The Science and Myth behind Phrenology
Phrenology is a phenomenon that attempts to relate one’s personality and mental capabilities with the form and structure of one’s skull. This “science” became popular in the nineteenth century as the Eugenics movement gained widespread approval.
In Joseph Conrad’s Heart of Darkness, the reference to Phrenology is apparent in the scene where Marlow visits the doctor.
“Then with a certain eagerness [the doctor] asked me whether I would let him measure my head. Rather surprised…he produced a thing like calipers. ‘I [the doctor] always ask leave, in the interests of science, to measure the crania of those going out there [the African jungle].’…He gave me a searching glance, and made another note. ‘Ever any madness in your family?’ he asked, in a matter-of-fact tome. I felt very annoyed. ‘Is that question in the interests of science, too?’” (Conrad 13).
As it can be inferred, Marlow patronizes the doctor by implying that Phrenology is not a scientific practice because it cannot be used to determine the psychologcal “fitness” of an individual. Regardless, the spectacle of this practice in the late 1900s most likely gave Conrad the impetus to construct this parodied scene, which depicts Phrenology as a baseless science; however, the practice is not wholly baseless.
The founder of Phrenology, Austrian physician Franz Joseph Gall, determined the existence of a relationship “between the morphology of the skull and the human character” (Peter 1). Franz asserted that the brain is responsible for a human’s mental capacities. He attempted to prove this assessment by making statements—found in his chief work, The Anatomy and Physiology of the Nervous System in General, and of the Brain in Particular—that were accepted as truisms:

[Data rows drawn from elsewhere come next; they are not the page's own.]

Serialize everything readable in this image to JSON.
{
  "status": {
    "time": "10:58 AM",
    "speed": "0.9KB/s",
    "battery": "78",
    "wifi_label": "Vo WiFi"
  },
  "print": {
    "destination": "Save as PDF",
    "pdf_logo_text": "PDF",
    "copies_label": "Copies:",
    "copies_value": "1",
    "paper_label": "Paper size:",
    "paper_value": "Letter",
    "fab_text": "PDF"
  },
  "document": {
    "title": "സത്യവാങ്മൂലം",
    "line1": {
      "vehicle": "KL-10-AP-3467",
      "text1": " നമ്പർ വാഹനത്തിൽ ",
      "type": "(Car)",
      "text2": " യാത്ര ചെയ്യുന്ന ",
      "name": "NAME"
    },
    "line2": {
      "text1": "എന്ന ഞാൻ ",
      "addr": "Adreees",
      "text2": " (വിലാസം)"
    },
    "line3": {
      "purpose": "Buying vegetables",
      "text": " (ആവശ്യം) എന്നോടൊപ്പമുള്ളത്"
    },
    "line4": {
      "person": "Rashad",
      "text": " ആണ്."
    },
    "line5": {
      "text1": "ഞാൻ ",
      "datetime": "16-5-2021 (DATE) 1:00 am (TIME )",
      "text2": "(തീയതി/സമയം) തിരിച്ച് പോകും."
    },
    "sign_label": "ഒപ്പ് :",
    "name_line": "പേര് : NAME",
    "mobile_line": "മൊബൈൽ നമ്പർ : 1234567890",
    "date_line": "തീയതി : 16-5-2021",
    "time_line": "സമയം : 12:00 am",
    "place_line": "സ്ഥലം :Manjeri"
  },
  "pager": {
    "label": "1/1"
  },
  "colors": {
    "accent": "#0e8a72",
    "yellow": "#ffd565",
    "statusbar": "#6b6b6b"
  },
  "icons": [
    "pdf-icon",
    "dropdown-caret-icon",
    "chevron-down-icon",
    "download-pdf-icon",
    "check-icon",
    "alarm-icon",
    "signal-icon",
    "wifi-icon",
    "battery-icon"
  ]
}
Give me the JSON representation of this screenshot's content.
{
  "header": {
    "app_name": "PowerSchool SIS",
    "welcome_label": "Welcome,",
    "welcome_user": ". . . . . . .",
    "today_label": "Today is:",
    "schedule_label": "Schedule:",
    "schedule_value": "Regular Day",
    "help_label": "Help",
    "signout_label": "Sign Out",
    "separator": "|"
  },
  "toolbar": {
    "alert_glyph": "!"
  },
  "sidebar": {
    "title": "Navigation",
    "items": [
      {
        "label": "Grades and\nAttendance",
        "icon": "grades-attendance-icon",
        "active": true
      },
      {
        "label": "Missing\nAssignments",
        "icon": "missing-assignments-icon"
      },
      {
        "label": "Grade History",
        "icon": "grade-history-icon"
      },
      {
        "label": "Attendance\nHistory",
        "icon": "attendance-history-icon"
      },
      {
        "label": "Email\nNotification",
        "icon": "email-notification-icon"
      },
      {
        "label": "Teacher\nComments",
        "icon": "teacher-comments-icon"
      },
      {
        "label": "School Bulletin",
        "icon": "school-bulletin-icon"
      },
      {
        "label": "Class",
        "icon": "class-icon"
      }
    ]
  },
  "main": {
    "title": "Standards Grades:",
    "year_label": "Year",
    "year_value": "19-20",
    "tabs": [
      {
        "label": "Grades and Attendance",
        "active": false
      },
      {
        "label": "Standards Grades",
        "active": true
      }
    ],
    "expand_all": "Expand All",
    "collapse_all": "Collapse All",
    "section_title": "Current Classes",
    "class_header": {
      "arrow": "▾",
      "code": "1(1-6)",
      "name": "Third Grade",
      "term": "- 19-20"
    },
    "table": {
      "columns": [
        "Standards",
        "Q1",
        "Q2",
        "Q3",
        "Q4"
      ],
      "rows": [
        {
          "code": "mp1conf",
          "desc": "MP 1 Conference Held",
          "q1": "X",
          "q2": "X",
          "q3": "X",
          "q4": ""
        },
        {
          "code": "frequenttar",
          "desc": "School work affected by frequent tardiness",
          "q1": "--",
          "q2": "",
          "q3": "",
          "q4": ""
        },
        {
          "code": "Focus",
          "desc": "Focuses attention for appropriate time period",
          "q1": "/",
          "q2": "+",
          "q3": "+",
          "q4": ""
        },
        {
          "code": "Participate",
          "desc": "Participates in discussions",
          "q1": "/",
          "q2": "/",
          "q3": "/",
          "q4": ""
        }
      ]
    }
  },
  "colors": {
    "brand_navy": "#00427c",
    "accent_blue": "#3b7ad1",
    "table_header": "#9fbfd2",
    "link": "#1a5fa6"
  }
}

“That moral and intellectual faculties are innate. That their exercise or manifestation depends on organization. That the brain is the organ of all the propensities, sentiments and faculties. That the brain is composed of many particular organs as there are propensities, sentiments and faculties which differ essentially from each other. That the form of the head or cranium represents the form of the brain, and thus reflects the relative development of the brain organs” (Gall).
These axioms shaped Phrenology and allowed Gall to affirm his testament that the brain is the primary source of function and human behavior. “Through careful observation and extensive experimental measurements, Gall was able to link aspects of character, called faculties, to precise brain localizations” (Peter 1).
Phrenology gained more momentum as a popular global movement...